Botham: Highest Rating 910 (1980). Highest Ranking 1st (60 matches) Average 687
Flintoff: Highest Rating 810 (2005). Highest Ranking 4th (2005) Average 485

Botham first topped the bowling tree in August 1978 after taking eleven Kiwi wickets in just his eleventh Test. He stayed there for most of the next two years before he was nudged out of the top spot by Joel Garner. Only seven bowlers have ever surpassed his career-best Rating of 911 which he achieved after his thirteen wickets in the Golden Jubilee Test at Mumbai in February 1980. While Flintoff has had his moments, a career-haul of just three five-wicket hauls compares disappointingly with Botham’s then-record of 27. Missing numerous Test Matches due to injury hasn’t helped his cause, but even had he stayed fit for all of those, he still would have struggled to close the gap on the 1980s star.

Botham: Highest Rating 646 (1980). Highest Ranking 1st (120 matches) Average 415
Flintoff: Highest Rating 501 (2005). Highest Ranking 1st (6 matches) Average 259

Botham’s peak Rating of 646 really deserves a second look. With a Batting Rating of 709 and a Bowling Rating of 911 it has only been surpassed by one man in the history of the game – Garry Sobers. There is no denying the fact that at the time, he was the most dynamic cricketer in the world. He was also able to top the all-rounder charts for 120 Tests despite the presence of the other three greats of the time – Richard Hadlee, Imran Khan and Kapil Dev. Flintoff did have his moment in the sun – not surprisingly in his annus mirabilis of 2005, but a certain Jacques Kallis has dominated ever since.

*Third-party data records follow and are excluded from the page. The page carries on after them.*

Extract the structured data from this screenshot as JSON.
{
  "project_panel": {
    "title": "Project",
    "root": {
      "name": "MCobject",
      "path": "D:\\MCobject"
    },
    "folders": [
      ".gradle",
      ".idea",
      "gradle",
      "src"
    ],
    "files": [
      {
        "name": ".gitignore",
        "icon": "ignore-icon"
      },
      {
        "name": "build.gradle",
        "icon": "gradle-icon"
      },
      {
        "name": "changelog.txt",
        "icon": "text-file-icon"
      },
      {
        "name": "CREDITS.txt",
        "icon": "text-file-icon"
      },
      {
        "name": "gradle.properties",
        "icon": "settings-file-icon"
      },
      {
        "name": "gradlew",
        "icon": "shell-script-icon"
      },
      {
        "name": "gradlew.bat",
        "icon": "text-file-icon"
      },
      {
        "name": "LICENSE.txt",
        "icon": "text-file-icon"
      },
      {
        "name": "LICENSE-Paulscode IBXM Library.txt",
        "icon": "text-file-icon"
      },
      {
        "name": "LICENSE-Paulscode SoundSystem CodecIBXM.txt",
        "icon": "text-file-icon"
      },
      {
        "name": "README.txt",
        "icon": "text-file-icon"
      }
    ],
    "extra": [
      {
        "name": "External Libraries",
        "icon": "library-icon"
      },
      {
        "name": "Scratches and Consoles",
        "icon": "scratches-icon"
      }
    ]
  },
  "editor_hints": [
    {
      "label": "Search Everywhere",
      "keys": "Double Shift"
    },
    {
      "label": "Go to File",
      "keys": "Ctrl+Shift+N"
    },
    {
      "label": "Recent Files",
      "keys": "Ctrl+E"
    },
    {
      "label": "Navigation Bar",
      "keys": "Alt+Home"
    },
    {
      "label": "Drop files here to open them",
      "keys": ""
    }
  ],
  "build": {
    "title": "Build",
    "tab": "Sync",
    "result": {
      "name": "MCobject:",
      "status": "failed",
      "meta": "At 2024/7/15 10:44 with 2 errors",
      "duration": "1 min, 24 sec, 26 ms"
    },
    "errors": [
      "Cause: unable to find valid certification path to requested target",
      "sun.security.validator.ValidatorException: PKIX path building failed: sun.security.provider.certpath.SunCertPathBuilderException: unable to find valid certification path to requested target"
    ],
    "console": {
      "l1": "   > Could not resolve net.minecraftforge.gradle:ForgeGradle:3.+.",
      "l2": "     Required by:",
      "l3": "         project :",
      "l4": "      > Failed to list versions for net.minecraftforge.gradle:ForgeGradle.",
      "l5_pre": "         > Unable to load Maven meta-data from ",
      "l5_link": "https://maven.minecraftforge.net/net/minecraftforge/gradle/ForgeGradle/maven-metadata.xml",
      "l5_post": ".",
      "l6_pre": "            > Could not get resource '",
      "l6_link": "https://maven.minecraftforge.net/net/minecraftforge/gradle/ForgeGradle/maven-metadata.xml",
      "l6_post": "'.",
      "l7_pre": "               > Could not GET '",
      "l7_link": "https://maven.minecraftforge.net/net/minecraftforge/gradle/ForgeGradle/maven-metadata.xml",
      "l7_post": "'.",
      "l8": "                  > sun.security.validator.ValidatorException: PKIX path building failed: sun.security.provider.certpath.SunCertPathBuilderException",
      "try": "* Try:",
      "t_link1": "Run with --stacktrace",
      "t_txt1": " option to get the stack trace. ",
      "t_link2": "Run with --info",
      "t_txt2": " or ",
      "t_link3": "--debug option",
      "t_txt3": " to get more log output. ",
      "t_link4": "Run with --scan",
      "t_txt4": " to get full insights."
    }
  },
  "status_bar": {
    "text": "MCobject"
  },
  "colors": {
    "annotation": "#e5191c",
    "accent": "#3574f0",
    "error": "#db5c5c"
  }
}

In conclusion, there is no denying the fact that Flintoff has been a very good player for England for the past decade. However when put in context with his predecessor in the England middle-order, it really becomes clear that despite his last eight Tests coming when he was clearly past his peak (averaging 14 with the bat and 48 with the ball) Botham was a truly great player, and that Flintoff comes up some way short – as do most of the other 2,564 players to play Test cricket.